Extracted data entries
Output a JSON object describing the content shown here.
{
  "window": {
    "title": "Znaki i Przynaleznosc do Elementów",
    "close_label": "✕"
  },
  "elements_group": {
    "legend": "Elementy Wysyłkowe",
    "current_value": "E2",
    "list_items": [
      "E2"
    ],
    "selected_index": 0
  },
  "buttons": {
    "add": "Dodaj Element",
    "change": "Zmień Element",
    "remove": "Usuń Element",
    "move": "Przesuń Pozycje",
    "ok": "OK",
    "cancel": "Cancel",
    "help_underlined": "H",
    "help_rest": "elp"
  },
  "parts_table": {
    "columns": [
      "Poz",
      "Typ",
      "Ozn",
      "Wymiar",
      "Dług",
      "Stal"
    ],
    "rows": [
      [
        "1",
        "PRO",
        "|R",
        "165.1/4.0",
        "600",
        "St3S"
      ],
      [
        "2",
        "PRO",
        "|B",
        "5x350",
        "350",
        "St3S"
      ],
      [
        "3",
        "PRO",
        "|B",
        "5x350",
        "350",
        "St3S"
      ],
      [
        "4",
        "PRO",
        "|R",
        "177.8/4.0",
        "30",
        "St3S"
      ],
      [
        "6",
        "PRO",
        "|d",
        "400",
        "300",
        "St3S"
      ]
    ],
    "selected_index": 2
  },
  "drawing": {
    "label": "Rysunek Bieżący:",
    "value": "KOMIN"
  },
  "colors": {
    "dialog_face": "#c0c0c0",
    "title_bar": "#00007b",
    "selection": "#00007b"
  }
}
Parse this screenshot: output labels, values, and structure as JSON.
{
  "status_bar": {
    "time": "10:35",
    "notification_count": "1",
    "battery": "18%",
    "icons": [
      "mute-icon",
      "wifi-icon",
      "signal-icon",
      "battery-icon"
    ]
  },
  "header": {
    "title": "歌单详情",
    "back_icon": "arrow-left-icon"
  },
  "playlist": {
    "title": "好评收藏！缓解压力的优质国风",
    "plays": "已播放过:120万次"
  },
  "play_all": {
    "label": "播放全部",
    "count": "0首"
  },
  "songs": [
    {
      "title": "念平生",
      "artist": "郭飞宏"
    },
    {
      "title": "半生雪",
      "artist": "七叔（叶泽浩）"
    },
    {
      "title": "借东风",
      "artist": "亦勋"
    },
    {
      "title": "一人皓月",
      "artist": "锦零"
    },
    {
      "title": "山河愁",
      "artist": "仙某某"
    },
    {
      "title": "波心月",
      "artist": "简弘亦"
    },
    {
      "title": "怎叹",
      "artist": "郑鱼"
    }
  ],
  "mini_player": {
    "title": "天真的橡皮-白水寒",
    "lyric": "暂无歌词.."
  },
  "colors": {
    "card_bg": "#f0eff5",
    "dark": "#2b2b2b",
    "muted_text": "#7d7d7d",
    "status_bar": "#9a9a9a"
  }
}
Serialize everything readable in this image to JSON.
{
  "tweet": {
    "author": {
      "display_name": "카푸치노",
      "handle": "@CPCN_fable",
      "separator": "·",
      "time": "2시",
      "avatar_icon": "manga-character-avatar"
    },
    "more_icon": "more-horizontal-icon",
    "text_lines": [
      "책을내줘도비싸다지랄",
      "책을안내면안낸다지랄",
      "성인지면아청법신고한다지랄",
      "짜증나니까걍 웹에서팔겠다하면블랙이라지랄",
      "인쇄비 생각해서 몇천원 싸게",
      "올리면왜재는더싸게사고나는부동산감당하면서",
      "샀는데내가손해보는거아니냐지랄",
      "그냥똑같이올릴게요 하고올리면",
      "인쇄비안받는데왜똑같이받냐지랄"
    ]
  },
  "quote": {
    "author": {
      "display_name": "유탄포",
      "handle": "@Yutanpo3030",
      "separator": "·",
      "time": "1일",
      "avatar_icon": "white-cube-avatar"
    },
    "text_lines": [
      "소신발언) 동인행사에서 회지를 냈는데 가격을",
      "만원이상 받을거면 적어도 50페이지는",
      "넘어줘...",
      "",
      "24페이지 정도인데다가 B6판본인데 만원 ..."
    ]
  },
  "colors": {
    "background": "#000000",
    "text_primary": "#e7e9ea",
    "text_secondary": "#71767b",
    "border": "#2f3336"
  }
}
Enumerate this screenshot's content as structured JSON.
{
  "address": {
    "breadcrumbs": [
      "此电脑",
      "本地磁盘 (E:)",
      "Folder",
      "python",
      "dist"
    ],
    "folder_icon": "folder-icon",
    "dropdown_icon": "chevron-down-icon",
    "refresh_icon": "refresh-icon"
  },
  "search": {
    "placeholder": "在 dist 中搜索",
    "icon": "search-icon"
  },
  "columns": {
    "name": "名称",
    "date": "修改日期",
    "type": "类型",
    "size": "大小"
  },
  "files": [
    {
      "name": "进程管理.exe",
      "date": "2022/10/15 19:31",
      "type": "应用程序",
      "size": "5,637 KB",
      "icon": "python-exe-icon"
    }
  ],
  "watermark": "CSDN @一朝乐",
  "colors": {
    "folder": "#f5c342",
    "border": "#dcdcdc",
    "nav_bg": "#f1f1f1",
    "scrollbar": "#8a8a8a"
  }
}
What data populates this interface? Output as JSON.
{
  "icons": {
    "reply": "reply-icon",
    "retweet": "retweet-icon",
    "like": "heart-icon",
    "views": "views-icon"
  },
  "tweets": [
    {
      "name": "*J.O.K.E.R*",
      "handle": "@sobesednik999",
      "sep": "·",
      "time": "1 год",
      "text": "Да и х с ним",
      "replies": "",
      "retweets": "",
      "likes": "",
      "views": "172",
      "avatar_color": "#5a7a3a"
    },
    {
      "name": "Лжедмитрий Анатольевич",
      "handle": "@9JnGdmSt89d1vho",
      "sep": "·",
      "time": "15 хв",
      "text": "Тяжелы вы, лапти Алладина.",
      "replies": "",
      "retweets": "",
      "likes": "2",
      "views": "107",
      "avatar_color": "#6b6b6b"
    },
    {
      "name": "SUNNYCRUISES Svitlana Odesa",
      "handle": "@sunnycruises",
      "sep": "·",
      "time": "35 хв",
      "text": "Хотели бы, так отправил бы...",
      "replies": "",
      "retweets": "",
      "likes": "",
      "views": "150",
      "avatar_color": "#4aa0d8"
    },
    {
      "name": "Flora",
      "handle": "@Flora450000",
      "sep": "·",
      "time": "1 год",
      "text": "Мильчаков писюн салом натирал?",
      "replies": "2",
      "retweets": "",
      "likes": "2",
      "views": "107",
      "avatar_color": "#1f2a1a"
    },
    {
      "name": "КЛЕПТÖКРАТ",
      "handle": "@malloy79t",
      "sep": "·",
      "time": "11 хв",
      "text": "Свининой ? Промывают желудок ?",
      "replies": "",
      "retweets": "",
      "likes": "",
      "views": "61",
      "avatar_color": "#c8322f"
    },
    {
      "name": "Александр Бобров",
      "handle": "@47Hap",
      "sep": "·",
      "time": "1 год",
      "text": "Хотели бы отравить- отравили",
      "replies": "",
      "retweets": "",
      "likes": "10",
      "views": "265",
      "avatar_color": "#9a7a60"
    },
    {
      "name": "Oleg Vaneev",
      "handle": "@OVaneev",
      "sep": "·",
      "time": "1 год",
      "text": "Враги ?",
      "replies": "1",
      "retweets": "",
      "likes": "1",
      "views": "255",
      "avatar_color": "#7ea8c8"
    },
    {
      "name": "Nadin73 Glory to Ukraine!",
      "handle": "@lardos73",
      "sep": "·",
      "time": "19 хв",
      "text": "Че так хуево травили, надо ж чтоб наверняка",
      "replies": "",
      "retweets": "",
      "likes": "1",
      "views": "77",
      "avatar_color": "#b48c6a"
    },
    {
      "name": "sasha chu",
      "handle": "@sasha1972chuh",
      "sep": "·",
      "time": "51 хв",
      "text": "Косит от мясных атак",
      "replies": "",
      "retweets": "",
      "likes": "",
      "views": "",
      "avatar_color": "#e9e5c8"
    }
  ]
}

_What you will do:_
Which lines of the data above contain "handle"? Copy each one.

_Solution for this exercise:_
      "handle": "@CPCN_fable",
      "handle": "@Yutanpo3030",
      "handle": "@sobesednik999",
      "handle": "@9JnGdmSt89d1vho",
      "handle": "@sunnycruises",
      "handle": "@Flora450000",
      "handle": "@malloy79t",
      "handle": "@47Hap",
      "handle": "@OVaneev",
      "handle": "@lardos73",
      "handle": "@sasha1972chuh",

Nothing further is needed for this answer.